Again, I hasten to add: that’s not a bad lesson to have learned. Nor is it indefensible. On the contrary, there is great value in refraining from trying to determine too firmly just what the content of the public square should be. But while I have more than a few problems with the “Christian Right” (as Kaimi put it), I do think that they–and many other political and religious thinkers who have little or nothing to do with such movements–have a point in fearing that there has been too much willingness to consider any substantive use of “power” in regards to ordering our communities to be, somehow, inappropriate; the result being that said power has not been diffused, but rather allowed to collect in forms which are not easily made subject to the (proper) demands of democratic accountability.

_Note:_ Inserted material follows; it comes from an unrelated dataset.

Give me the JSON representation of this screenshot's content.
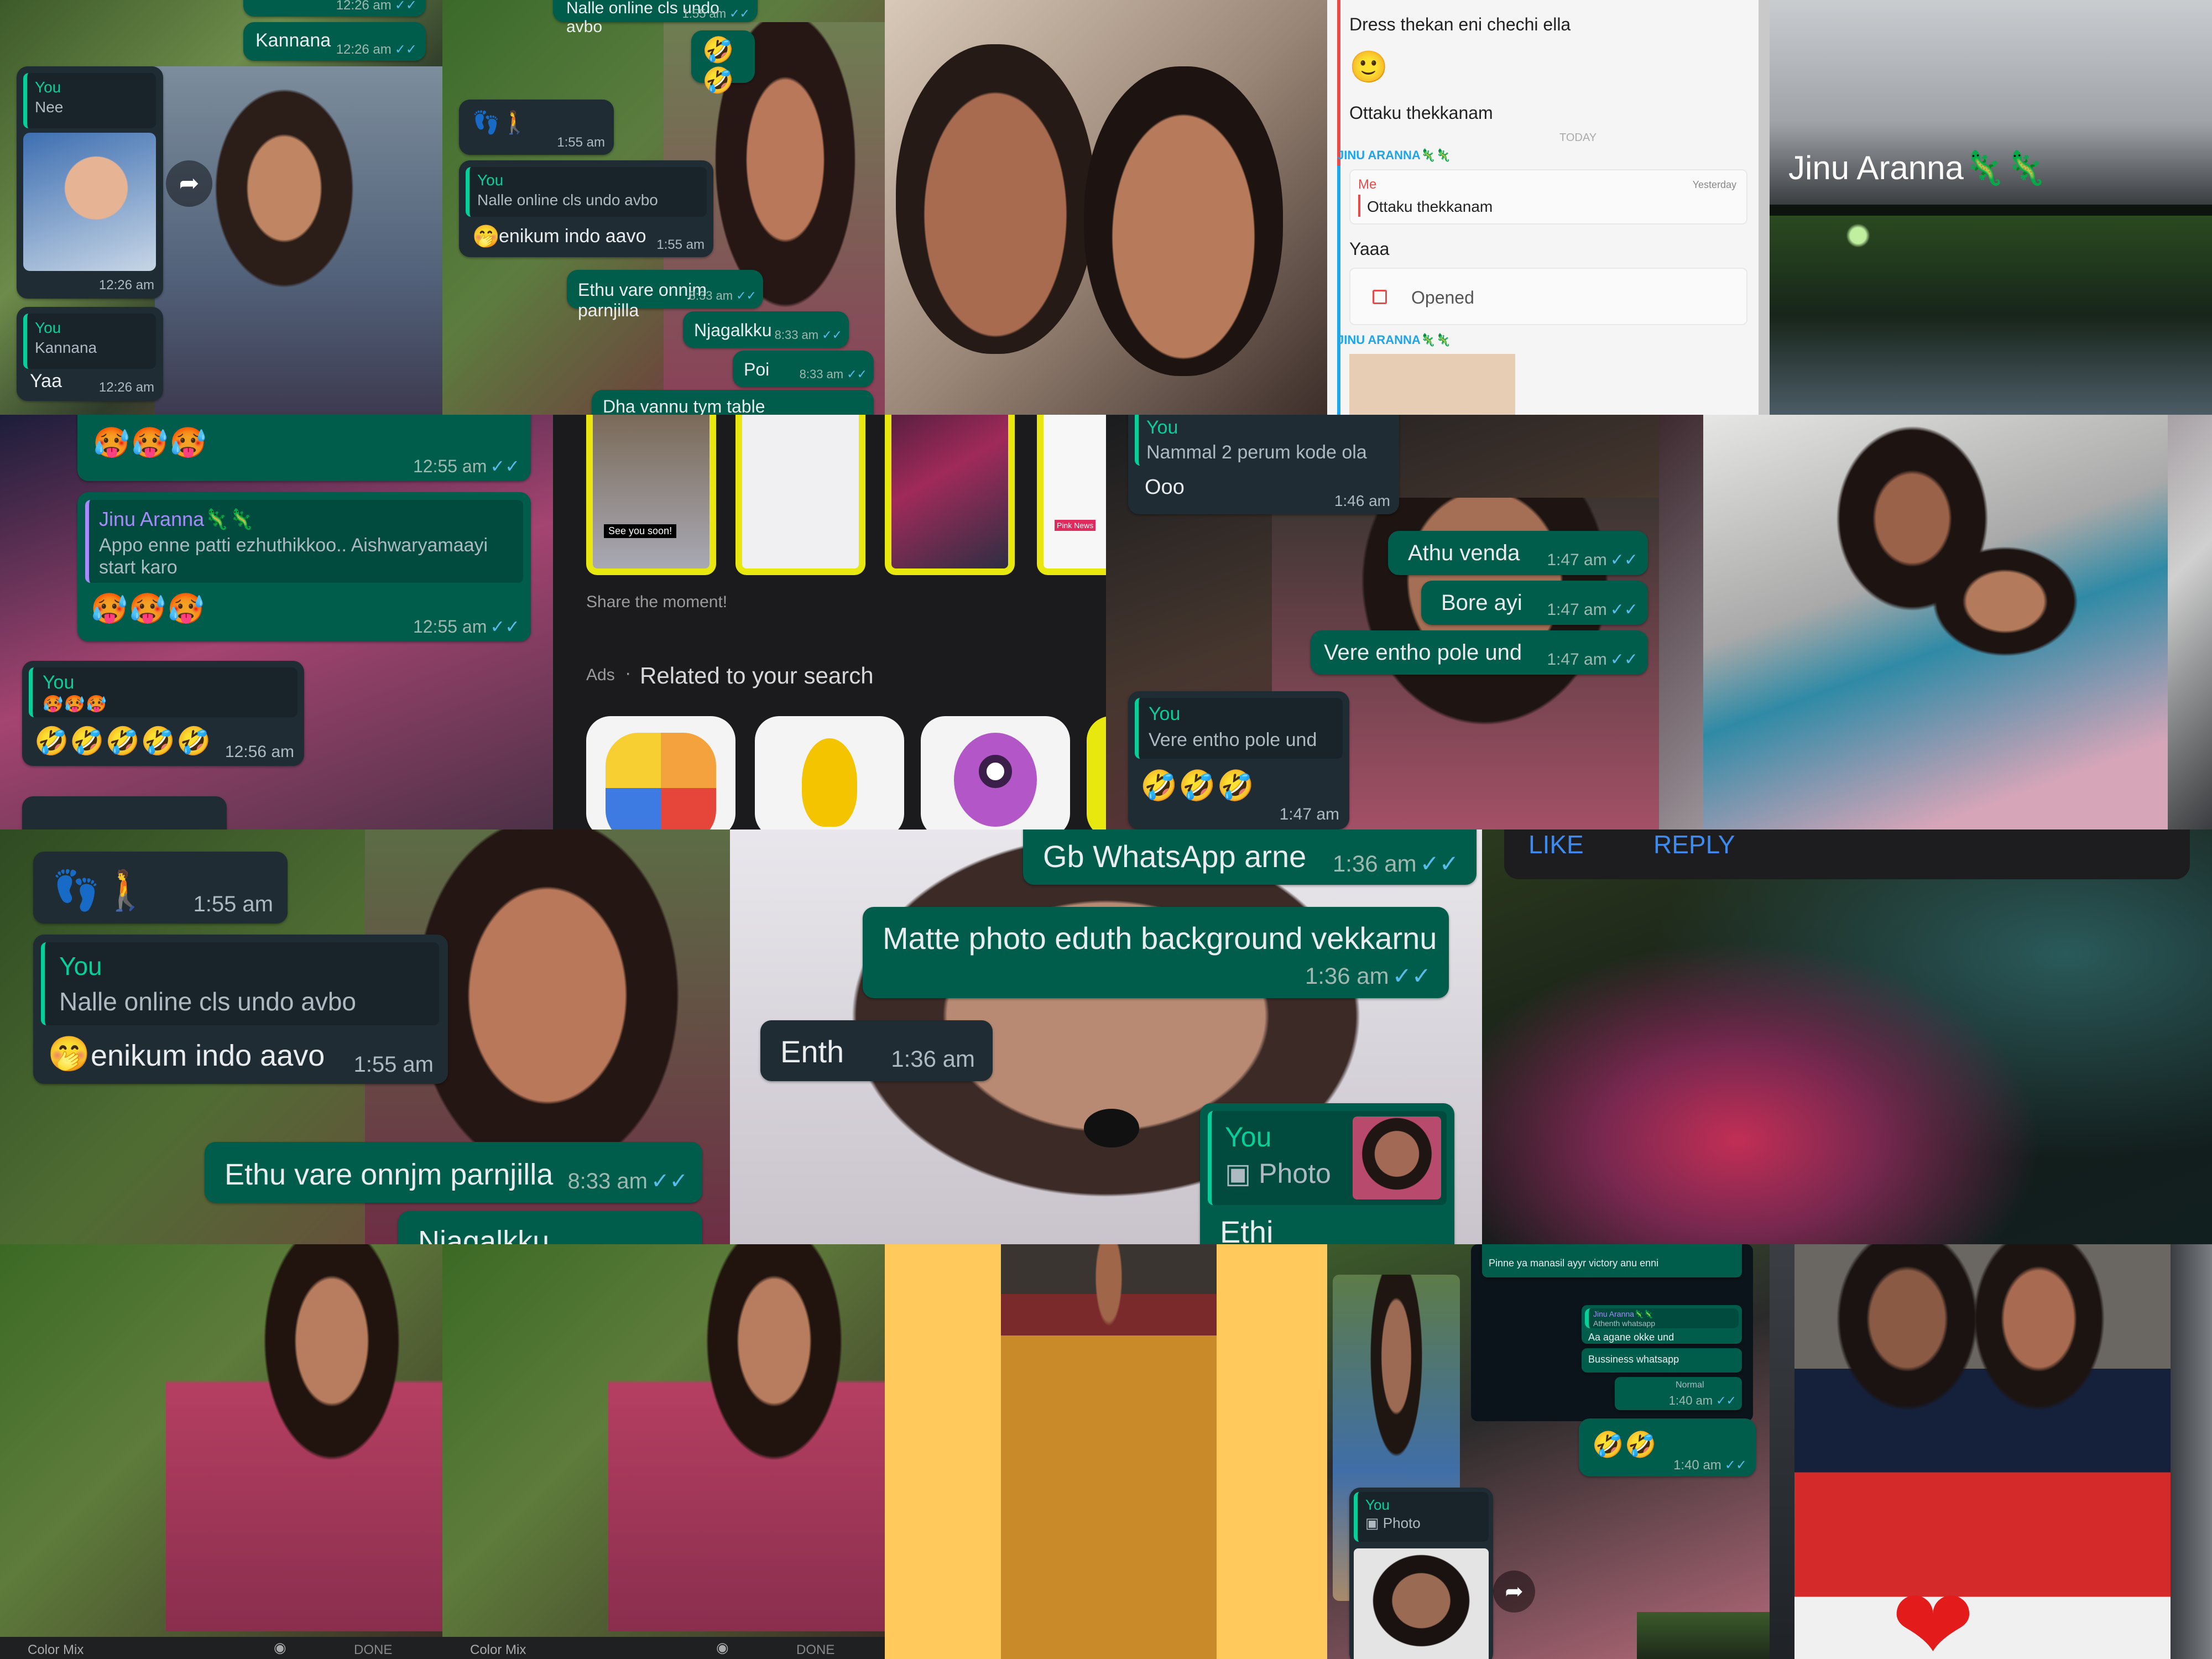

Let me put a more specific point on this argument by invoking a classic dispute with relevance to “separationist” concerns: I’m one of those who believe that the Nazis need not have been allowed to march through Skokie. Were something similar to develop in downtown Salt Lake City–and some, looking at the growing anti-Mormon protests which attend every general conference, believe such might be the case–then I personally would hope that the church along the Wasatch Front would (humbly) recognize that the power to order a community is not always to be avoided.